Journalists must be more vociferous in defending whistleblowers like Derek Pasquill, according to Andrew Gilligan.
“Leaks and whistleblowers are a mainstay of journalism, and one without which literally thousands of stories in the public interest could never have been told,” Gilligan writes in his Evening Standard column.
Pasquill, a civil servant in the Foreign Office, had been charged under the Official Secrets Act for leaking documents to journlists including Martin Bright of the New Statesman. All six charges against him were dropped yesterday.
The New Statesman is now calling for an inquiry.
Pasquill has walked free, but the same is not true of David Keogh and Leo O’Connor, who were sent to prison last summer after being convicted under the Official Secrets Act.

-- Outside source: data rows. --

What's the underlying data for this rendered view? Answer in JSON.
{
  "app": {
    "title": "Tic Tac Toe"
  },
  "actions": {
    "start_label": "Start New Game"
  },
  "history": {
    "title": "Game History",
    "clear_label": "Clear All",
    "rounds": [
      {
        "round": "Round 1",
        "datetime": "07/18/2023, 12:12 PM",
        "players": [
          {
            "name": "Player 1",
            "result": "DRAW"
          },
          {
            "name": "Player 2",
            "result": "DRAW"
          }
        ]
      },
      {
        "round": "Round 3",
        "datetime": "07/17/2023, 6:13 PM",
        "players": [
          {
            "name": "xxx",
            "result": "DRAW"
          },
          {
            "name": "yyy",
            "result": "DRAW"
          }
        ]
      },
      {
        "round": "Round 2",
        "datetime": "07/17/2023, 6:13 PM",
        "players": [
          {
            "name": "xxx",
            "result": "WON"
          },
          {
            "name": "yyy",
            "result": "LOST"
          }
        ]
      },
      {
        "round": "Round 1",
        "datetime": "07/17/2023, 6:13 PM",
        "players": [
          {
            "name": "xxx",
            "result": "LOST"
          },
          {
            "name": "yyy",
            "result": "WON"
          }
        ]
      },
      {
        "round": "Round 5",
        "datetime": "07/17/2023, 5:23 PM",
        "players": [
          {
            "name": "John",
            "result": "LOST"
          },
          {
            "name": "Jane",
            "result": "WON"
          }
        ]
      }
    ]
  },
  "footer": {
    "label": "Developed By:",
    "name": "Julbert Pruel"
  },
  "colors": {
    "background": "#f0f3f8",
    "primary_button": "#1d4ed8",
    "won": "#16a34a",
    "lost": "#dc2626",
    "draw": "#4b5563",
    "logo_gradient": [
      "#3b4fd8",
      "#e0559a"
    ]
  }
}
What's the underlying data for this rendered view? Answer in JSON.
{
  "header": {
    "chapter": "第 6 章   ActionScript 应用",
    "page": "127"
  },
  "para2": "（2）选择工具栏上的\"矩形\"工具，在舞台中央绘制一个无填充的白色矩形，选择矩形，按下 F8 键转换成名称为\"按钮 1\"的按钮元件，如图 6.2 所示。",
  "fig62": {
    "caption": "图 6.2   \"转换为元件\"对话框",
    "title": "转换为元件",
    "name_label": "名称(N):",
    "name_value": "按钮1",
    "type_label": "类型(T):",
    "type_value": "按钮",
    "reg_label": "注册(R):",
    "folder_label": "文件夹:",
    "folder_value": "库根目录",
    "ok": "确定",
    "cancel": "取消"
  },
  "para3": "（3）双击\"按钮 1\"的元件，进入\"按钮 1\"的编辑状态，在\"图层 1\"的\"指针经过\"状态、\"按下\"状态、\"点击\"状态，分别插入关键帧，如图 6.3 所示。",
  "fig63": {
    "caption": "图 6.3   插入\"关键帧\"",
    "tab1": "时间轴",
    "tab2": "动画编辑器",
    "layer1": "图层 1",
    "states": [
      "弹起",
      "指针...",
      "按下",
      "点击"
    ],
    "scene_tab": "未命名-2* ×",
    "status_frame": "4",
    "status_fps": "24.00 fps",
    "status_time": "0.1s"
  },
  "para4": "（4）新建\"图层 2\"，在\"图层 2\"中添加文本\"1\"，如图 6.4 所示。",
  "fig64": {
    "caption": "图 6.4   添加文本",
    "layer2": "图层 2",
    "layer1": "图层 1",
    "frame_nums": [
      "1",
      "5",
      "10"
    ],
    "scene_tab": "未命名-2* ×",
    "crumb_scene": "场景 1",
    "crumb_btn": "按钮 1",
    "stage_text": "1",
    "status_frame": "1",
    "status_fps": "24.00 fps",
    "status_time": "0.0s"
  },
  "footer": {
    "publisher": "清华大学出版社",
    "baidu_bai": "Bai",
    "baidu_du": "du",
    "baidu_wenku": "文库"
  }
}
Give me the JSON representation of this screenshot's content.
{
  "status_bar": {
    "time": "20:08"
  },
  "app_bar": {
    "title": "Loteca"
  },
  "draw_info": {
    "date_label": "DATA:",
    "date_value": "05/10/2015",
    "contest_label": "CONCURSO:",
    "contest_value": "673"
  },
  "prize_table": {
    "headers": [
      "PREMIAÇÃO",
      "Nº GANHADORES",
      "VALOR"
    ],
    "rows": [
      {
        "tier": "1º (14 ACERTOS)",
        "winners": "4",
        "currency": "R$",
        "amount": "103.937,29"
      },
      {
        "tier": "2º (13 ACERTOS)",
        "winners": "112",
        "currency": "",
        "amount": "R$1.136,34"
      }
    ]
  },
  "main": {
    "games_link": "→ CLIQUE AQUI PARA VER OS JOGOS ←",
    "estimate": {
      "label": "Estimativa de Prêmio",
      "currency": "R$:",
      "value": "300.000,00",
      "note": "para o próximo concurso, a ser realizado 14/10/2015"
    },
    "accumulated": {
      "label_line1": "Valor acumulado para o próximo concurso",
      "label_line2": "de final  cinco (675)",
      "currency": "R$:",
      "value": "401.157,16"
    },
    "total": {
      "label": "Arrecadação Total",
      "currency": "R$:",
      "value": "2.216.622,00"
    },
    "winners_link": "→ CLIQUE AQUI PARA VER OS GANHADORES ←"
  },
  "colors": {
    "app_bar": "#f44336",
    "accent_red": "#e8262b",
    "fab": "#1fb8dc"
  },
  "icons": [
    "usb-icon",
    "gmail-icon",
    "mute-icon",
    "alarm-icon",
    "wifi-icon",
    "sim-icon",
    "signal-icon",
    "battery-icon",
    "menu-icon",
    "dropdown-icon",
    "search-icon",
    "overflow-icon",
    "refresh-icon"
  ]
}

“We need to cherish these people, and protect them. But the almost total lack of protest from the media about Keogh, O’Connor and Pasquill – classic political-embarrassment uses of the Official Secrets Act – has sent a clear message to potential future leakers: you’re on your own,” Gilligan argues.
Journalists are not immune from prosecution under the “stealth clampdown on unapproved official information” in recent years, Gilligan continues, noting the case of Sally Murrer, the Milton Keynes journalist who was arrested and charged last year after receiving information from a police source.
“If every journalist who allegedly received leaked information from the police were arrested, there wouldn’t be many of us left. Maybe that’s what is wanted,” writes Gilligan.